More is not better
The American College of Sports Medicine (ACSM) is the country’s most credible voice on the power of exercise for good health. The ACSM and its member professionals (including me) are routinely on the leading edge of the best evidence-based advocacy for exercise as the essential lever for both sports performance enhancement and chronic disease risk prevention and management. ACSM peer-reviewed journals are the best in the business.
Imagine my chagrin, then, when I received in yesterday’s mail a promotional flyer encouraging ACSM members to get ultrasound screening for cardiovascular disease (CVD) from LifeLine Screening. I guess that the fealty to evidence only applies when positioning yourself as the “expert” , but not when pitching unsubstantiated (and probably money-making) fluff to the membership.
The brochure’s headline pitch is that ultrasound screening of the carotid arteries can help to “prevent cardiovascular disease and sudden stroke.” Let’s start with some fundamentals:
- Screenings don’t “prevent” disease in most cases; they typically find incipient disease or risk factors, which may or may not merit treatment, depending on the person’s constellation of risk factors. Healthy adults with no symptoms and few or no risk factors are almost certainly not likely to benefit from mass screening…for almost anything.
- There is no nuancing of the recommendation. Routine ultrasound screening of the carotid arteries in healthy adults was rejected by the US Preventive Services Task Force in 2008.
- The USPTF also reported that screening for aortic aneurysm is not evidence-based in adults without risk factors or a history of smoking.
- A further study of ultrasound screening of the carotid arteries, done at NYU’s Langone Medical Center, concluded that it has value in adults with evidence of ventricular dysfunction.
- In the Choosing Wisely initiative of the American College of Physicians (ACP), the American College of Cardiology and the ACP reject enhanced imaging for CVD in patients without symptoms or significant risk factors. (They don’t specifically reject carotid artery ultrasound, but it is unclear from the writing whether it is or is not subsumed in the category of “advanced imaging.” Even if it is not, what’s clear from the procedures they caution against is that screening generally healthy adults is frowned upon.)
- There is no discussion of outcomes. Finding disease is not an outcome. Demonstrating that finding the disease altered treatment decisions or the trajectory of the illness are outcomes.
- There is zero acknowledgement of false positives and their adverse impact.
- There is no disclosure of the financial relationship between ACSM and LifeLine. As a dues-paying ACSM member, I want to know how much money the organization may make through the promotion of unnecessary medical care, during an era when there is a critically important debate over whether more medical care is necessarily better medical care. If you doubt the value of this proposition, read Know Your Chances and Overdiagnosed.
- There is no disclosure of the fact that these screenings likely are not reimbursable by a health plan, which is a strong indicator that they are largely commercial in nature, not clinical.

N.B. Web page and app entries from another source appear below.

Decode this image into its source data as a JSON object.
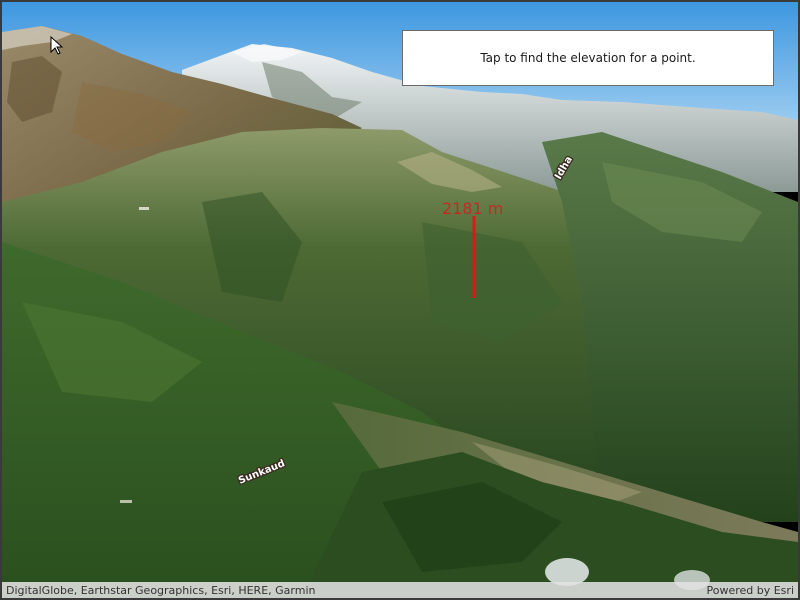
{
  "instruction": {
    "text": "Tap to find the elevation for a point."
  },
  "elevation_marker": {
    "label": "2181 m",
    "color": "#d61c1c"
  },
  "place_labels": {
    "label_1": "Sunkaud",
    "label_2": "Idha"
  },
  "attribution": {
    "sources": "DigitalGlobe, Earthstar Geographics, Esri, HERE, Garmin",
    "powered_by": "Powered by Esri"
  },
  "colors": {
    "sky": "#4fa3e3",
    "snow": "#e8eef2",
    "forest": "#2f5a24",
    "ridge": "#6b7a3a"
  }
}
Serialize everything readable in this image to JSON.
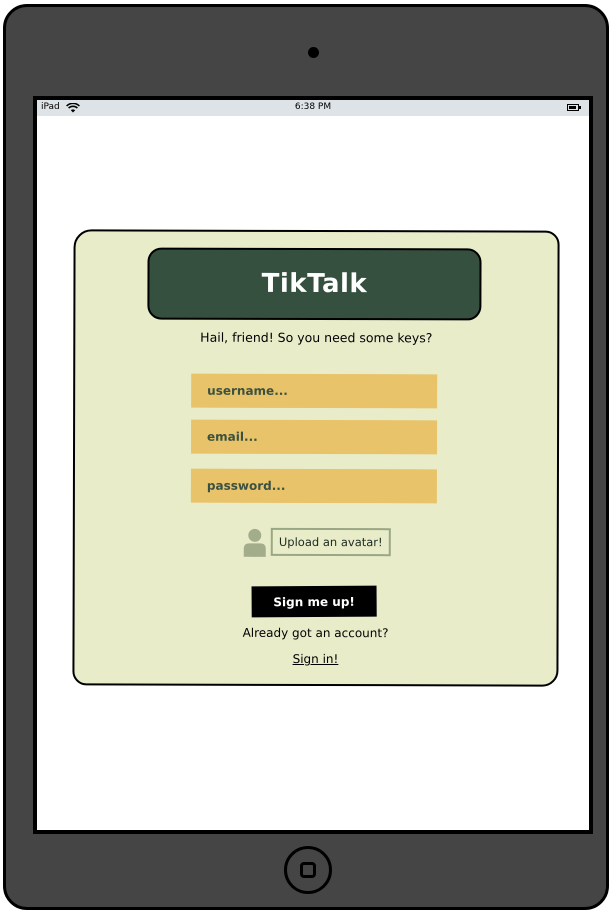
{
  "status_bar": {
    "carrier": "iPad",
    "time": "6:38 PM",
    "wifi_icon": "wifi-icon",
    "battery_icon": "battery-icon"
  },
  "app": {
    "logo": "TikTalk",
    "tagline": "Hail, friend! So you need some keys?",
    "fields": {
      "username_placeholder": "username...",
      "email_placeholder": "email...",
      "password_placeholder": "password..."
    },
    "avatar_icon": "person-icon",
    "upload_label": "Upload an avatar!",
    "signup_label": "Sign me up!",
    "already_text": "Already got an account?",
    "signin_label": "Sign in!"
  },
  "colors": {
    "card_bg": "#e8ecc9",
    "logo_bg": "#35503f",
    "field_bg": "#e8c36a",
    "field_text": "#3a5040",
    "device_frame": "#454545"
  }
}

- Last, but not least, it is highly likely that these screenings are mostly irrelevant to the ACSM member population. I think that it is safe to stipulate that ACSM members are likely younger, healthier, and fitter than the general population. According to the CDC, stroke prevalence in people over age 65 is more than double that in people under 65; in other words, it is a disease primarily of aging (and poor health habits). Why promote screenings of dubious value to people who are supposed to be leading the way for the rest of the country?
Membership can be hazardous to your health
This is embarrassing. When you aspire to excellence and leadership, your adherence to the critical principles that frame your aspirations must be unassailable. You cannot stand before the nation and exhort employers, governments, and individuals to follow your evidence-based strategies and then turn around and entice your membership to participate in a game of clinical trivial pursuits. ACSM loves to brag about how its leadership appears TV and cavorts in Washington with the First Lady and Congressional leaders, such as they are. You are either all in for evidence and disclosure or you are just a politician. And, really, don’t we already have enough of those?
I invite responses from the ACSM.
Addendum, June 20, 2012:
My blog post of June 19 drew a prompt and highly professional response from ACSM. Both CEO Jim Whitehead and Senior Director of Communication and Advocacy Dan Henkel communicated with me throughout the day, moving quickly to find out what happened and why. Henkel assured me that the letter was mailed in breach of ACSM’s “own protocol for reviewing communications about the affinity program, which offers discounts as a member benefit.” Further, both gentlemen made clear that a promotion letter such as this one would never again leave ACSM offices and that the organization is moving to improve internal controls in that regard.
As an exercise professional, it heartens me that the leadership of my College takes these kinds of criticisms seriously and reacts to them in a manner that is both very reasonable and responsible. ACSM may have erred in sending the letter, but, in my view, they have set a high standard for organizational behavior by acknowledging such and moving to prevent further events.